(DATA RECORDS Opens)

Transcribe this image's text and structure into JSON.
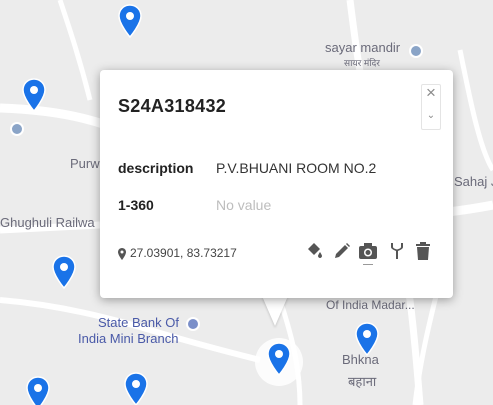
{
  "map": {
    "labels": {
      "sayar_mandir": "sayar mandir",
      "sayar_mandir_hindi": "सायर मंदिर",
      "purw": "Purw",
      "sahaj": "Sahaj J",
      "ghughuli_railway": "Ghughuli Railwa",
      "state_bank_line1": "State Bank Of",
      "state_bank_line2": "India Mini Branch",
      "union_bank": "Of India Madar...",
      "bahana": "Bhkna",
      "bahana_hindi": "बहाना"
    },
    "colors": {
      "pin": "#1a73e8",
      "background": "#ececec",
      "road": "#ffffff"
    }
  },
  "popup": {
    "title": "S24A318432",
    "close_icon": "close-icon",
    "fields": [
      {
        "label": "description",
        "value": "P.V.BHUANI ROOM NO.2"
      },
      {
        "label": "1-360",
        "value": "No value"
      }
    ],
    "coordinates": "27.03901, 83.73217",
    "tools": [
      "paint-bucket-icon",
      "pencil-icon",
      "camera-icon",
      "fork-icon",
      "trash-icon"
    ]
  }
}
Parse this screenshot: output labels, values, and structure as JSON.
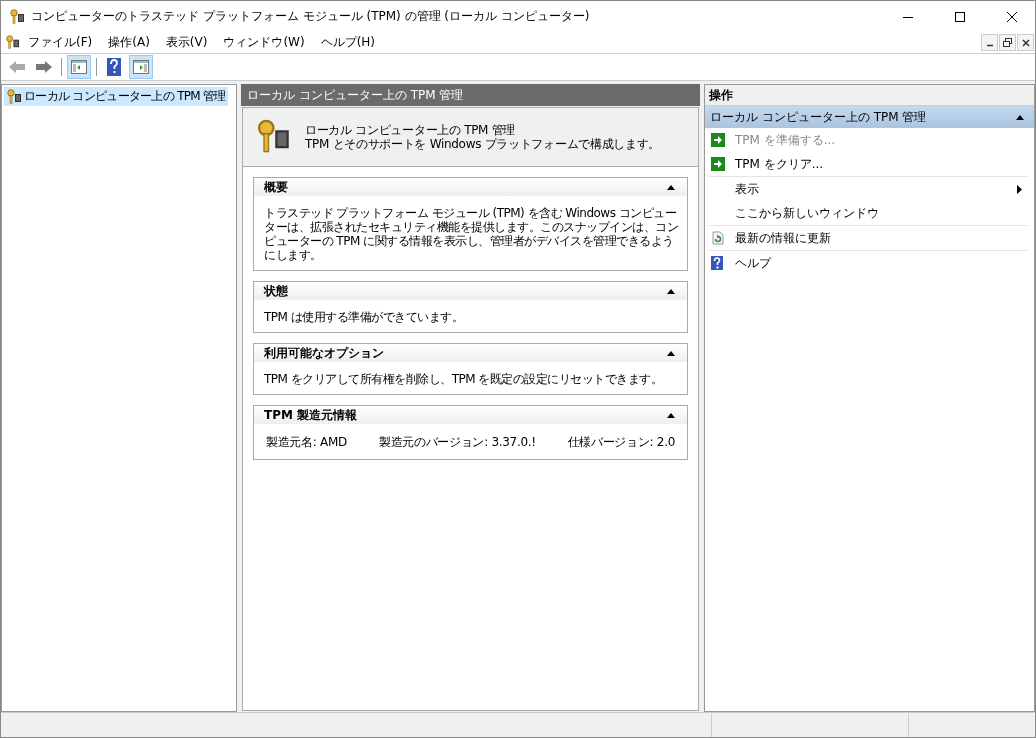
{
  "window": {
    "title": "コンピューターのトラステッド プラットフォーム モジュール (TPM) の管理 (ローカル コンピューター)"
  },
  "menu": [
    "ファイル(F)",
    "操作(A)",
    "表示(V)",
    "ウィンドウ(W)",
    "ヘルプ(H)"
  ],
  "toolbar": [
    {
      "kind": "back",
      "disabled": true
    },
    {
      "kind": "forward",
      "disabled": false
    },
    {
      "kind": "tree-pane",
      "pressed": true
    },
    {
      "kind": "help",
      "pressed": false
    },
    {
      "kind": "action-pane",
      "pressed": true
    }
  ],
  "tree": [
    {
      "label": "ローカル コンピューター上の TPM 管理",
      "selected": true
    }
  ],
  "center": {
    "header": "ローカル コンピューター上の TPM 管理",
    "banner_title": "ローカル コンピューター上の TPM 管理",
    "banner_text": "TPM とそのサポートを Windows プラットフォームで構成します。",
    "sections": [
      {
        "title": "概要",
        "expanded": true,
        "lines": [
          "トラステッド プラットフォーム モジュール (TPM) を含む Windows コンピューターは、拡張されたセキュリティ機能を提供します。このスナップインは、コンピューターの TPM に関する情報を表示し、管理者がデバイスを管理できるようにします。"
        ]
      },
      {
        "title": "状態",
        "expanded": true,
        "lines": [
          "TPM は使用する準備ができています。"
        ]
      },
      {
        "title": "利用可能なオプション",
        "expanded": true,
        "lines": [
          "TPM をクリアして所有権を削除し、TPM を既定の設定にリセットできます。"
        ]
      },
      {
        "title": "TPM 製造元情報",
        "expanded": true,
        "fields": [
          "製造元名: AMD",
          "製造元のバージョン: 3.37.0.!",
          "仕様バージョン: 2.0"
        ]
      }
    ]
  },
  "actions": {
    "header": "操作",
    "group_title": "ローカル コンピューター上の TPM 管理",
    "expanded": true,
    "groups": [
      [
        {
          "label": "TPM を準備する...",
          "kind": "arrow",
          "disabled": true,
          "submenu": false
        },
        {
          "label": "TPM をクリア...",
          "kind": "arrow",
          "disabled": false,
          "submenu": false
        }
      ],
      [
        {
          "label": "表示",
          "kind": "plain",
          "disabled": false,
          "submenu": true
        },
        {
          "label": "ここから新しいウィンドウ",
          "kind": "plain",
          "disabled": false,
          "submenu": false
        }
      ],
      [
        {
          "label": "最新の情報に更新",
          "kind": "refresh",
          "disabled": false,
          "submenu": false
        }
      ],
      [
        {
          "label": "ヘルプ",
          "kind": "help",
          "disabled": false,
          "submenu": false
        }
      ]
    ]
  }
}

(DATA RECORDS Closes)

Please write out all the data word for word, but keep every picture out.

Transcribe this image's text and structure into JSON.
{
  "map": {
    "labels": {
      "sayar_mandir": "sayar mandir",
      "sayar_mandir_hindi": "सायर मंदिर",
      "purw": "Purw",
      "sahaj": "Sahaj J",
      "ghughuli_railway": "Ghughuli Railwa",
      "state_bank_line1": "State Bank Of",
      "state_bank_line2": "India Mini Branch",
      "union_bank": "Of India Madar...",
      "bahana": "Bhkna",
      "bahana_hindi": "बहाना"
    },
    "colors": {
      "pin": "#1a73e8",
      "background": "#ececec",
      "road": "#ffffff"
    }
  },
  "popup": {
    "title": "S24A318432",
    "close_icon": "close-icon",
    "fields": [
      {
        "label": "description",
        "value": "P.V.BHUANI ROOM NO.2"
      },
      {
        "label": "1-360",
        "value": "No value"
      }
    ],
    "coordinates": "27.03901, 83.73217",
    "tools": [
      "paint-bucket-icon",
      "pencil-icon",
      "camera-icon",
      "fork-icon",
      "trash-icon"
    ]
  }
}
Parse this screenshot: output labels, values, and structure as JSON.
{
  "window": {
    "title": "コンピューターのトラステッド プラットフォーム モジュール (TPM) の管理 (ローカル コンピューター)"
  },
  "menu": [
    "ファイル(F)",
    "操作(A)",
    "表示(V)",
    "ウィンドウ(W)",
    "ヘルプ(H)"
  ],
  "toolbar": [
    {
      "kind": "back",
      "disabled": true
    },
    {
      "kind": "forward",
      "disabled": false
    },
    {
      "kind": "tree-pane",
      "pressed": true
    },
    {
      "kind": "help",
      "pressed": false
    },
    {
      "kind": "action-pane",
      "pressed": true
    }
  ],
  "tree": [
    {
      "label": "ローカル コンピューター上の TPM 管理",
      "selected": true
    }
  ],
  "center": {
    "header": "ローカル コンピューター上の TPM 管理",
    "banner_title": "ローカル コンピューター上の TPM 管理",
    "banner_text": "TPM とそのサポートを Windows プラットフォームで構成します。",
    "sections": [
      {
        "title": "概要",
        "expanded": true,
        "lines": [
          "トラステッド プラットフォーム モジュール (TPM) を含む Windows コンピューターは、拡張されたセキュリティ機能を提供します。このスナップインは、コンピューターの TPM に関する情報を表示し、管理者がデバイスを管理できるようにします。"
        ]
      },
      {
        "title": "状態",
        "expanded": true,
        "lines": [
          "TPM は使用する準備ができています。"
        ]
      },
      {
        "title": "利用可能なオプション",
        "expanded": true,
        "lines": [
          "TPM をクリアして所有権を削除し、TPM を既定の設定にリセットできます。"
        ]
      },
      {
        "title": "TPM 製造元情報",
        "expanded": true,
        "fields": [
          "製造元名: AMD",
          "製造元のバージョン: 3.37.0.!",
          "仕様バージョン: 2.0"
        ]
      }
    ]
  },
  "actions": {
    "header": "操作",
    "group_title": "ローカル コンピューター上の TPM 管理",
    "expanded": true,
    "groups": [
      [
        {
          "label": "TPM を準備する...",
          "kind": "arrow",
          "disabled": true,
          "submenu": false
        },
        {
          "label": "TPM をクリア...",
          "kind": "arrow",
          "disabled": false,
          "submenu": false
        }
      ],
      [
        {
          "label": "表示",
          "kind": "plain",
          "disabled": false,
          "submenu": true
        },
        {
          "label": "ここから新しいウィンドウ",
          "kind": "plain",
          "disabled": false,
          "submenu": false
        }
      ],
      [
        {
          "label": "最新の情報に更新",
          "kind": "refresh",
          "disabled": false,
          "submenu": false
        }
      ],
      [
        {
          "label": "ヘルプ",
          "kind": "help",
          "disabled": false,
          "submenu": false
        }
      ]
    ]
  }
}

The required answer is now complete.